## Description of the task
Within the entries below, find every line that has the string "графики", then copy it.

Items from a dataset
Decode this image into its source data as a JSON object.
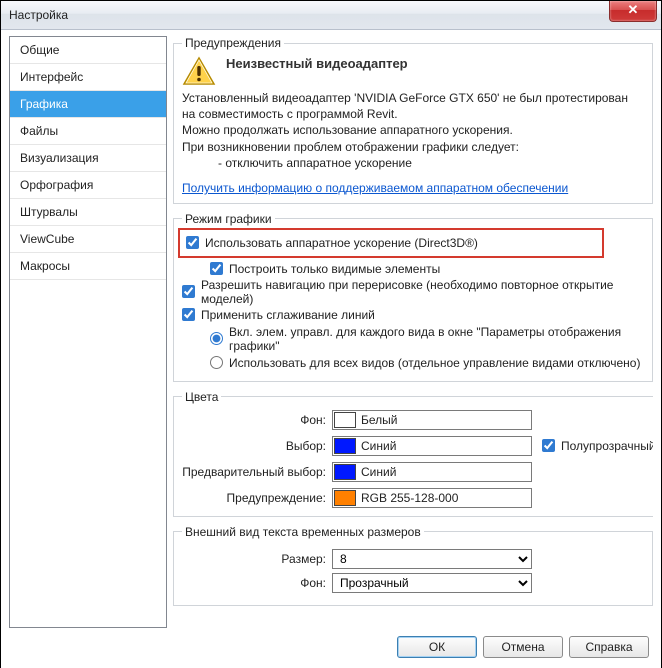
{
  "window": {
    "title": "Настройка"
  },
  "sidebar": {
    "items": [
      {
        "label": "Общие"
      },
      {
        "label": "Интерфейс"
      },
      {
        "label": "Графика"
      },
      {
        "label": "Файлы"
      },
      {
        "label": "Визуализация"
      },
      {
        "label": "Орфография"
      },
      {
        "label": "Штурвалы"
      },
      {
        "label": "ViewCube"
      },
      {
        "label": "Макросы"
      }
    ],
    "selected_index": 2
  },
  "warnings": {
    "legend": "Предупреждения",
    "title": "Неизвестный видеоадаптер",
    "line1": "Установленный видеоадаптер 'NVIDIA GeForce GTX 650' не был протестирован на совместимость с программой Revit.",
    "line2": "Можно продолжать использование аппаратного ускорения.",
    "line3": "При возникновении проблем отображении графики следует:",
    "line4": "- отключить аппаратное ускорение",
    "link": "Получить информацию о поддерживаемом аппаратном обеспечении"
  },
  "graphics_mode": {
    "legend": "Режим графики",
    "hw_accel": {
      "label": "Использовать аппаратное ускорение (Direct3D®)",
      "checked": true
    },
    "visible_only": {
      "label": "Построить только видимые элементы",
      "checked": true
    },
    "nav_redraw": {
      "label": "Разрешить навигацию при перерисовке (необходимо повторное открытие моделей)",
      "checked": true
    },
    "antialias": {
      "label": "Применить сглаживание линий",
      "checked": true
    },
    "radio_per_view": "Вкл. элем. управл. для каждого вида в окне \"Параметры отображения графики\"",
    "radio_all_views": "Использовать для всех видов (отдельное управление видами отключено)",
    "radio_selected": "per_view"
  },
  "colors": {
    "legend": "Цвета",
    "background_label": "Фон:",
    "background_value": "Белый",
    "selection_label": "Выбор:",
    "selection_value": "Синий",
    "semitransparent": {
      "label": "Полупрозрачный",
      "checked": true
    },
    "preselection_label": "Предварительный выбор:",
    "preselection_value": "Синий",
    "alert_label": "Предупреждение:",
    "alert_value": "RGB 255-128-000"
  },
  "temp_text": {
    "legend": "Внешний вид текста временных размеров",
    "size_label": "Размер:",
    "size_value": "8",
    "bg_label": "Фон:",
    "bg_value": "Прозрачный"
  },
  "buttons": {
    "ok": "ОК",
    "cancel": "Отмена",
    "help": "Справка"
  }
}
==
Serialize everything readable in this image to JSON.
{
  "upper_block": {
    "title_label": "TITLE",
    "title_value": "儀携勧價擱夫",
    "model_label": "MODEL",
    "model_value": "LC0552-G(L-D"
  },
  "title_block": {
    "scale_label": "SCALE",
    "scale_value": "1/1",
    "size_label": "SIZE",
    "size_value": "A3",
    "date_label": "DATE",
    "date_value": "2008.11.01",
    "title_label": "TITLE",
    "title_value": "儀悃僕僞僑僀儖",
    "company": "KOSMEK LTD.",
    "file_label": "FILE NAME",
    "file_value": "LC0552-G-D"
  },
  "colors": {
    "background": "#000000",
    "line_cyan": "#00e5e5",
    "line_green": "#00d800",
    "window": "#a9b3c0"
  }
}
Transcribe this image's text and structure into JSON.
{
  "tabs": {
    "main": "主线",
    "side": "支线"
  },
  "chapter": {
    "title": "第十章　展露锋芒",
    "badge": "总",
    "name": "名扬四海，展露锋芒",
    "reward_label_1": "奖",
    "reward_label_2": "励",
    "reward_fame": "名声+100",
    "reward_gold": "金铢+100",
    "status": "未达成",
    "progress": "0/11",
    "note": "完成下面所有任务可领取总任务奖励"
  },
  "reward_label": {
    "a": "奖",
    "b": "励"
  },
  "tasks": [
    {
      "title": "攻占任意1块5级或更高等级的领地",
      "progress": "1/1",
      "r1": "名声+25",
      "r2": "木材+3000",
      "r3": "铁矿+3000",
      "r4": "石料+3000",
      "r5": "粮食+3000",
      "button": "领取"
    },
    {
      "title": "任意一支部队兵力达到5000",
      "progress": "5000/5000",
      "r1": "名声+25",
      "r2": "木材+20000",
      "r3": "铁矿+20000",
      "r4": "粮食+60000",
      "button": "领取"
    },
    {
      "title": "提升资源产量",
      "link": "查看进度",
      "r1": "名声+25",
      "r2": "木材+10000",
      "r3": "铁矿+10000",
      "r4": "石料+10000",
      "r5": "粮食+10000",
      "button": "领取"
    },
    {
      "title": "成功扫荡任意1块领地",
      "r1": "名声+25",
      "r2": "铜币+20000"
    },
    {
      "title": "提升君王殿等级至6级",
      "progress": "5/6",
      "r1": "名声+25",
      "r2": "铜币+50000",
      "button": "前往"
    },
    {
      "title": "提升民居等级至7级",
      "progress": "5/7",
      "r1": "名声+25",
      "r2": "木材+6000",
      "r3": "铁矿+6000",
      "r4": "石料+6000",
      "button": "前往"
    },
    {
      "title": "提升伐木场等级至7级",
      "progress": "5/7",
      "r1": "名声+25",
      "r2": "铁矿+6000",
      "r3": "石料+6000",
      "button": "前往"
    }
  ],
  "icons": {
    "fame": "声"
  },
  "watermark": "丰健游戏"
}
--
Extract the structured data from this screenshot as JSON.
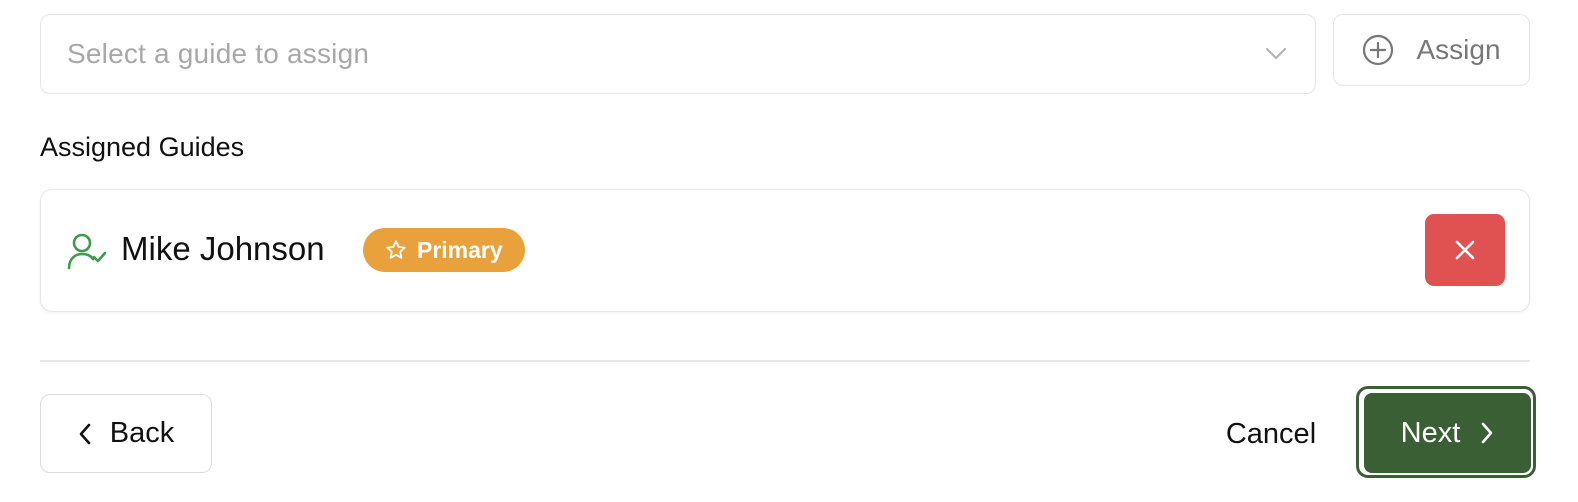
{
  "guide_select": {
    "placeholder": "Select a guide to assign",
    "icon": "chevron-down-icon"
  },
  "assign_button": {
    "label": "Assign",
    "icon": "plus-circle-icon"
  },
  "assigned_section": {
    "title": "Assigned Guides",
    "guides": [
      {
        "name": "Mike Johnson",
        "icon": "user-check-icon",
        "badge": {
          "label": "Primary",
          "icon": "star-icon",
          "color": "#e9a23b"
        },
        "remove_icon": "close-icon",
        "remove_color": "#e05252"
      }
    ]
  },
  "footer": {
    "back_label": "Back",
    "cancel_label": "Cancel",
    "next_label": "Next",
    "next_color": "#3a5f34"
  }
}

## Response below
    "line3": "При возникновении проблем отображении графики следует:",
    "legend": "Режим графики",
    "radio_per_view": "Вкл. элем. управл. для каждого вида в окне \"Параметры отображения графики\"",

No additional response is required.